WHAT TO DO: Could you copy every line of the data that contains "parameter"?
***
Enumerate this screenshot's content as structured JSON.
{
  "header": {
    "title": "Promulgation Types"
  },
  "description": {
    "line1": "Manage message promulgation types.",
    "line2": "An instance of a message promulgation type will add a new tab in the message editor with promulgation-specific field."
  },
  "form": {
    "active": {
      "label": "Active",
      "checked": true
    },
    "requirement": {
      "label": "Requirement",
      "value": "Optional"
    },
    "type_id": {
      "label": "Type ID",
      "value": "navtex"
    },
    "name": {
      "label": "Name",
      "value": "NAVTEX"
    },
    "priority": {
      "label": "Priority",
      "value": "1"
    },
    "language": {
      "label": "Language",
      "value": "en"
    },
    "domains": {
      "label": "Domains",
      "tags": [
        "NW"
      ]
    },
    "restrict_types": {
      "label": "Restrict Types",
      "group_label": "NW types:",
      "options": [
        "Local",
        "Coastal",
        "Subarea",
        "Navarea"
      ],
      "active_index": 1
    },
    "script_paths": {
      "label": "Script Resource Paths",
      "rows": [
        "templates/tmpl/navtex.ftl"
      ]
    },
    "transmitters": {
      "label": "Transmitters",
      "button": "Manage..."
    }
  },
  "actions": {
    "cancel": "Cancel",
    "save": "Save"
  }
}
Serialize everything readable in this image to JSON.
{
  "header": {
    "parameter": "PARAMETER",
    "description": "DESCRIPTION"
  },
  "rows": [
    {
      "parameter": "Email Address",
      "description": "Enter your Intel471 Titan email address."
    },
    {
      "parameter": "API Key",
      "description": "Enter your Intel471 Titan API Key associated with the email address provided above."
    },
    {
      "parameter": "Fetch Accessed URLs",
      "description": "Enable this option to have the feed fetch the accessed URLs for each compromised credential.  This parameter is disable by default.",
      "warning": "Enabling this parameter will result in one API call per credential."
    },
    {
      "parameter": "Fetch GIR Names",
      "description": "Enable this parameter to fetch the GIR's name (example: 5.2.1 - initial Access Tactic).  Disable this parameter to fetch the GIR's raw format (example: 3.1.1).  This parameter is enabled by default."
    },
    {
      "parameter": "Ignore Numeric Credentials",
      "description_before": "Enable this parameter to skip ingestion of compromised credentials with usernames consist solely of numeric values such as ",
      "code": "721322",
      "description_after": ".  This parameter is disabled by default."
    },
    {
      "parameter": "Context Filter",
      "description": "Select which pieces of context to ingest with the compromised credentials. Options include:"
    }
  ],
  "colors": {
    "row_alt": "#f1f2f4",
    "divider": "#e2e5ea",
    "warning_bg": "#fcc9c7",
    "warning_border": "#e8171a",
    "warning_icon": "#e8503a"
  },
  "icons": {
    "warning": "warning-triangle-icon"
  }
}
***
ANSWER BOX:
    "parameter": "PARAMETER",
      "parameter": "Email Address",
      "parameter": "API Key",
      "parameter": "Fetch Accessed URLs",
      "description": "Enable this option to have the feed fetch the accessed URLs for each compromised credential.  This parameter is disable by default.",
      "warning": "Enabling this parameter will result in one API call per credential."
      "parameter": "Fetch GIR Names",
      "description": "Enable this parameter to fetch the GIR's name (example: 5.2.1 - initial Access Tactic).  Disable this parameter to fetch the GIR's raw format (example: 3.1.1).  This parameter is enabled by default."
      "parameter": "Ignore Numeric Credentials",
      "description_before": "Enable this parameter to skip ingestion of compromised credentials with usernames consist solely of numeric values such as ",
      "description_after": ".  This parameter is disabled by default."
      "parameter": "Context Filter",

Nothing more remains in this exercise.